Long-term imposter product may finally become relevant as a high LTV option
The US Presidential inauguration had much to commend it, not least the poem from Amanda Gorman. To hear her words - at just 22-years old - and for them to be so incredibly powerful, wise, of the moment but lasting, was a complete inspiration.
Of course, as soon as the inauguration was over, the Twitter-scape went to work and did its thing.
The funniest video I've seen is a beautifully-edited one of Shaun Williamson (Barry from EastEnders) apparently entertaining the assembled Presidential Inauguration dignitaries with a powerful version of Labi Siffre's 'Something Inside So Strong'.
To the untrained eye you might think Shaun was truly there until you realise it's from a performance of his at a UK Bowls tournament in 2014. Still, you can't help thinking that if Trump had won, Shaun might have got the call.
But anyway, sometimes you wonder if these things might have really happened. Given the world in which we live in - and I'm thinking of press conferences being held in the parking lots of landscaping businesses - would it be so odd to have Barry from EastEnders singing his heart out to Joe Biden?
He seems like an imposter, but he might still have filled a role, was entertaining and would undoubtedly have given us something to talk about.
It got me thinking about who, or what, does that in our sector and I stumbled upon long-term fixed rate mortgages - a hardy perennial and constant fixture in our market over the last 20 years or so, and yet still probably suffering from imposter syndrome because take-up has never truly taken off.

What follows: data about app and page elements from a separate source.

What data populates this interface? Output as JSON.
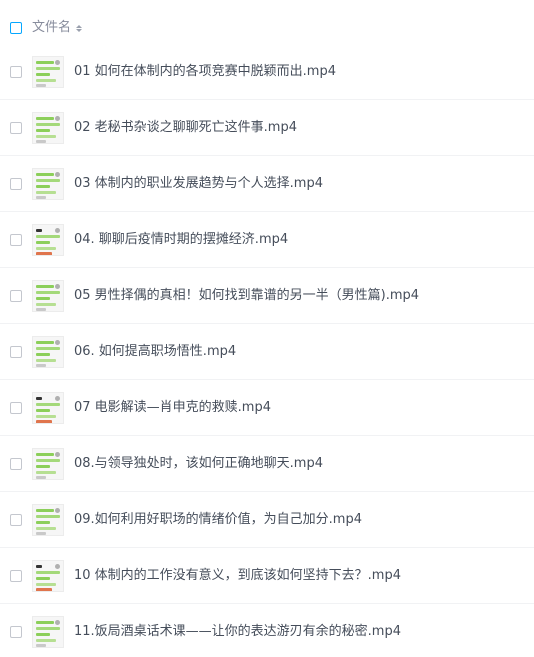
{
  "header": {
    "column_title": "文件名"
  },
  "files": [
    {
      "name": "01 如何在体制内的各项竞赛中脱颖而出.mp4",
      "thumb": "normal"
    },
    {
      "name": "02 老秘书杂谈之聊聊死亡这件事.mp4",
      "thumb": "normal"
    },
    {
      "name": "03 体制内的职业发展趋势与个人选择.mp4",
      "thumb": "normal"
    },
    {
      "name": "04. 聊聊后疫情时期的摆摊经济.mp4",
      "thumb": "variant"
    },
    {
      "name": "05 男性择偶的真相！如何找到靠谱的另一半（男性篇).mp4",
      "thumb": "normal"
    },
    {
      "name": "06. 如何提高职场悟性.mp4",
      "thumb": "normal"
    },
    {
      "name": "07 电影解读—肖申克的救赎.mp4",
      "thumb": "variant"
    },
    {
      "name": "08.与领导独处时，该如何正确地聊天.mp4",
      "thumb": "normal"
    },
    {
      "name": "09.如何利用好职场的情绪价值，为自己加分.mp4",
      "thumb": "normal"
    },
    {
      "name": "10 体制内的工作没有意义，到底该如何坚持下去？.mp4",
      "thumb": "variant"
    },
    {
      "name": "11.饭局酒桌话术课——让你的表达游刃有余的秘密.mp4",
      "thumb": "normal"
    }
  ]
}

And, of course, it is back on the agenda again, on a couple of fronts. Firstly, a Governmental one, with Boris Johnson seemingly behind a scheme to provide first-time buyers with access to long-term fixed-rate mortgages. And secondly with the news that Perenna has secured further funding to offer its fixed for life mortgages up to 95 per cent loan-to-value (LTV) with no charges for switching after the first five years.
Successive governments have supported long-term fixes for good reason, especially in a high or volatile interest environment, but as we know this isn't one of those eras.
Indeed, with the Bank of England Base Rate not expected to rise much at all in the next couple of years, are they actually required?
Part of me believes that actually this could be the very environment in which long-term fixes could make more of an impact.
Just mentioning 95 per cent LTV will prick up the ears of many potential borrowers, particularly first-timers, who have a five per cent deposit or equity but few, if any, product options.
And that's only if they have parental support.
We all know that the 95 per cent LTV market space is pretty much empty. Will this change in 2021? Possibly, but it's unlikely to be a highly competitive one.
One of the major issues always raised against long-term fixes is the length of the early repayment charge (ERC).
For those taking out a 95 per cent LTV mortgage, a five-year tie-in may not seem too onerous at all, although of course the big potential elephant in the room here would be the pricing.
Perenna's pricing will be determined by long-term covered bonds not traditional balance sheet lending, and therefore they may well be able to marry up long-term certainty with rates not beyond the pale or alternative options.
So, how might advisers react?
Let's be honest, the advisory community has never been overly enamoured with 10, 15 or 20-year fixed rates.
And why should they be, given the amount that can change during that time and the potential for customer grievance if they are unable to change mortgages without having to pay a big ERC.
But, advice on a five-year deal to a borrower who has very few options presently?
Whether the term is 25-years in theory, the fact the borrower can remortgage or change after five years without any charge, essentially makes it a five-year deal.
And who doesn't advise on five-year deals?
So, what has perhaps been an imposter product in the market might actually get its feet under the table for good this year. Cometh the moment, cometh the Barry from EastEnders of mortgage options. Your time might finally be now.